Security at cricketing venues in India has tightened up over the years, especially in light of hooliganism at grounds such as the Eden Gardens and Barabati Stadium among others. In the past, fans have often resorted to throwing bottles and other objects into the playing area if their team was putting up a poor show, which has forced the organisers to ban spectators from the possession of certain items when entering the ground, among which are coins.
Now, a report in mid-day has uncovered what actually happens to the loose change left behind by spectators. According to the report, authorities at the Mumbai Cricket Association (MCA) donate the money collected at the gates of the Wankhede Stadium to a nearby temple.

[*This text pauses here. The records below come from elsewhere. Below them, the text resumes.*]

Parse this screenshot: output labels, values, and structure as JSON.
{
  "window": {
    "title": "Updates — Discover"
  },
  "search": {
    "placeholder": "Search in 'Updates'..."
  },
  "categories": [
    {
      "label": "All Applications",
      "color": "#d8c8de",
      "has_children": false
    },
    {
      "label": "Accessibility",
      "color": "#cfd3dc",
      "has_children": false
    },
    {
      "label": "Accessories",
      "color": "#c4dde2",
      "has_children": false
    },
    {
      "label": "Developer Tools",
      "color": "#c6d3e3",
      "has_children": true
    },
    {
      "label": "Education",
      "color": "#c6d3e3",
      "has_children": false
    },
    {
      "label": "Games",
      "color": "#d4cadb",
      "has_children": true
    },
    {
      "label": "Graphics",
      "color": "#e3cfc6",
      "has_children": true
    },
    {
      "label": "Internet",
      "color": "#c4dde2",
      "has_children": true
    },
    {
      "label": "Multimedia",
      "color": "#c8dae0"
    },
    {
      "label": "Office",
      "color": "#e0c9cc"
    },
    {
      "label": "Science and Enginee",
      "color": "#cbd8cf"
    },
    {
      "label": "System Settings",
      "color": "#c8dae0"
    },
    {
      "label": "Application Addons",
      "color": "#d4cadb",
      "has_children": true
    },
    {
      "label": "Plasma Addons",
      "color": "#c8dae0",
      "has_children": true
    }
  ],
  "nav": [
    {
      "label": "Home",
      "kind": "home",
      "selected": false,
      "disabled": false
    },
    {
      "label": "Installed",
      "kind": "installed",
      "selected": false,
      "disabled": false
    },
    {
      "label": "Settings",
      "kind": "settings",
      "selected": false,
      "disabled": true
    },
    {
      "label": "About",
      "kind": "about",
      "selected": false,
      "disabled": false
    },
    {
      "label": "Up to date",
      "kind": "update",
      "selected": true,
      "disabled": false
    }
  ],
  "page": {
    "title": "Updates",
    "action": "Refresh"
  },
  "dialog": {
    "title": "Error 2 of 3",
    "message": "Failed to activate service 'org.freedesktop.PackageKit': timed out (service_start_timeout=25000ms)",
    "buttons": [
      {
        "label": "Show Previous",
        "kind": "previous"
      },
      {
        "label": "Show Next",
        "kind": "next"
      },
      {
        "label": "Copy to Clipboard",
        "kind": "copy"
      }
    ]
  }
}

"We don't open the boxes containing the coins which are locked. After every game or two, we take them to the temple. We have no business in dealing with that money. It is none of our concern. So, the best way is to donate them," an MCA official was quoted as saying according to the Mumbai-based tabloid, which added that the coins collected from one game amounted roughly to Rs 2,000.
Aside from coins, objects such as power banks, headphones, bags, pens, etc aren't allowed to be carried into the stands either. A lot of venues though, have cloak rooms in place where fans can deposit the barred items for a nominal fee. Bottles, which have been used by many an irate fan in the subcontinent in the past, have been banned from sale, and spectators are instead served water in disposable placups.
The Wankhede Stadium hosted Qualifier 1 of the Indian Premier League (IPL) 2018, in which Chennai Super Kings (CSK) overcame a spirited effort from Sunrisers Hyderabad (SRH) to become the first team to enter the final. SRH will take on the winner of the Eliminator between Kolkata Knight Riders (KKR) and Rajasthan Royals (RR) that is to take place at the Eden Gardens later on Wednesday.